Rental costs seen rising more quickly than house prices over the next 5 years

Author: Rent Guarantor


The latest housing market survey from the Royal Institution of Chartered Surveyors reports on a number of different elements of the UK’s housing market. When it comes to the rental market, its members are of the view that the imbalance between supply and demand remains very much in place and this is something that will likely push rents higher in coming years.

The monthly RICS housing market survey is closely watched and as it is based on the assessment of surveyors who are actively valuing properties that are on the market. This means they’re aware of current:

  • Market conditions.
  • The view of home buyers.
  • Home sellers’ views.
  • Landlords feelings.
  • Tenants demand.

This insight ensures their insight is relevant and reliable and during September, they collectively identified that rents are on the rise as there are more prospective tenants than there are rental properties available for them.

Rents set to rise by more than house prices

Over the short term – considered to be the next 12 months – the average rate at which rents are expected rise, according to surveyors who responded to the RICS survey, was 2%. However, looking at the longer-term, or over a five-year period, they anticipate rents could increase be an average of 3% per year.

That’s a faster increase than the 2% average over a five-year horizon for UK house prices. It’s also above the current rate of inflation which is 1.7%.

While the survey clearly shows that a lack of rental properties is pushing average UK rents higher, surveyors and estate agents across the UK whose comments are listed in the survey. They include a number of views highlighting that increased taxes for Buy-to-Let investors have played their part in the continued imbalance.

“Shortage of rental stock continues to drive rents ever higher. Own goal by Government over recent legislation,” said Neil Foster, from Foster Maddison Property Consultants.

“The current policies regarding tax and Stamp Duty are deterring new landlords. The recent legislation is causing rents to rise and are causing a lack of new rentals, further pushing up rents as demand exceeds supply,” said Mr. Pennington from Northallerton Auctions.

Survey highlights PRS landlord and investor uncertainty

The latest RICS survey details on the UK’s rental market underscore other news reports and surveys suggesting that private rental sector landlords and property investors are currently less inclined to add to their portfolios. And in some cases, landlords are actively reducing their holdings and selling off some of their properties, or at the very least are planning to do so in the next year.
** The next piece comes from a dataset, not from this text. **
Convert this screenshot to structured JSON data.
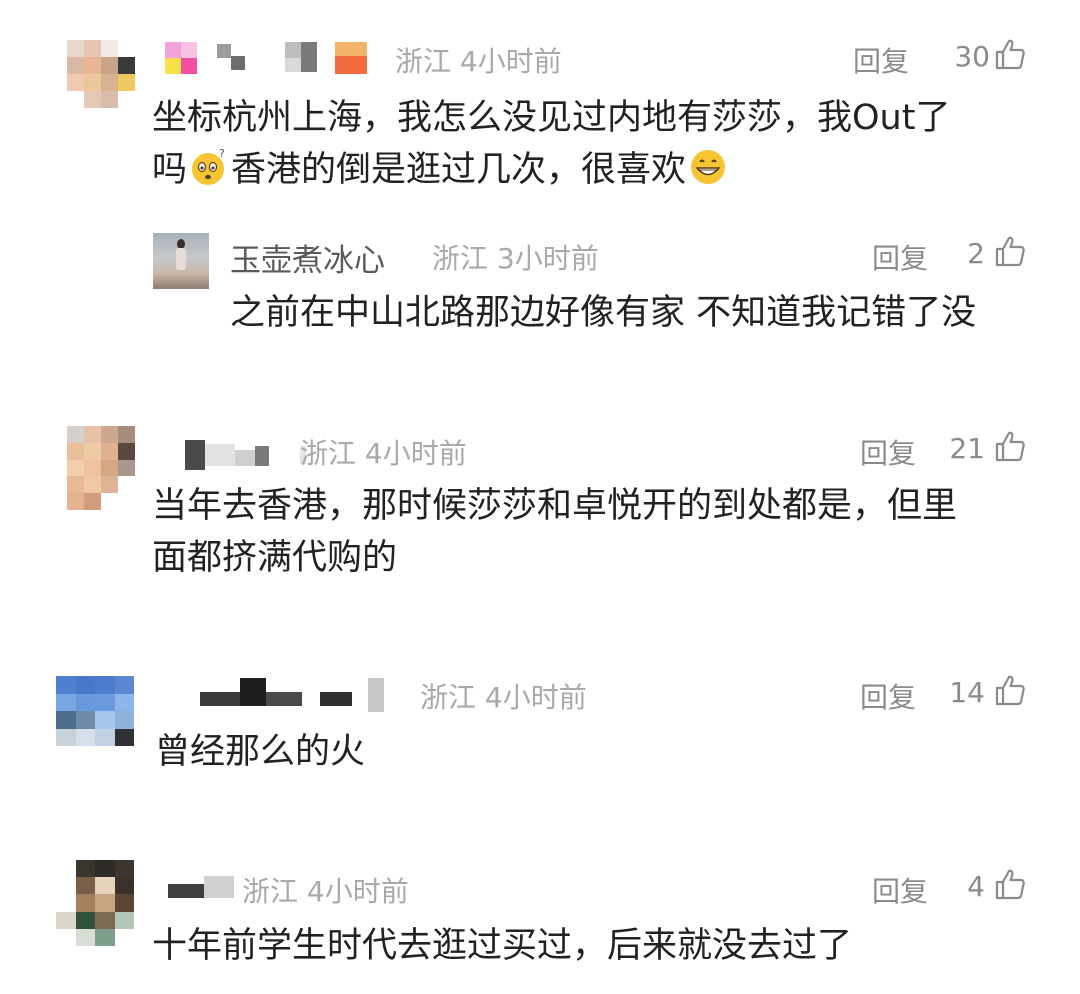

However, while some PRS landlords are less confident in the profitability of continuing to invest in BTL properties, there is a glimmer of hope for future tenants. A recent report by property management firm Knight Frank shows the number of build-to-rent developments is on the rise.

Across London in the first half of 2018, build-to-rent developments accounted for 28% of all construction starts in the city. That’s up from 21% in 2015.

But it’s not just Londoners who are set to benefit from increased interest in build-to-rent. In Sheffield, home builder Grainger PLC recently unveiled its new development, the first ever build-to-rent project in Sheffield.

“We're delighted to launch our first development in Sheffield,” said Helen Gordon, Chief Executive at Grainger plc. “With the convenience of a professional management team, a range of onsite amenities and super-fast broadband all included within the rent, Brook Place provides hassle-free, good value renting, within easy reach of Sheffield city centre.”

However, it’s likely that the RICS survey respondents will have taken the increased appetite for build-to-rent into account, or at least partly. If build-to-rent proves more popular than expected, it could result in a better outlook for tenants, however, as with many things, right now its very much a case of wait and see.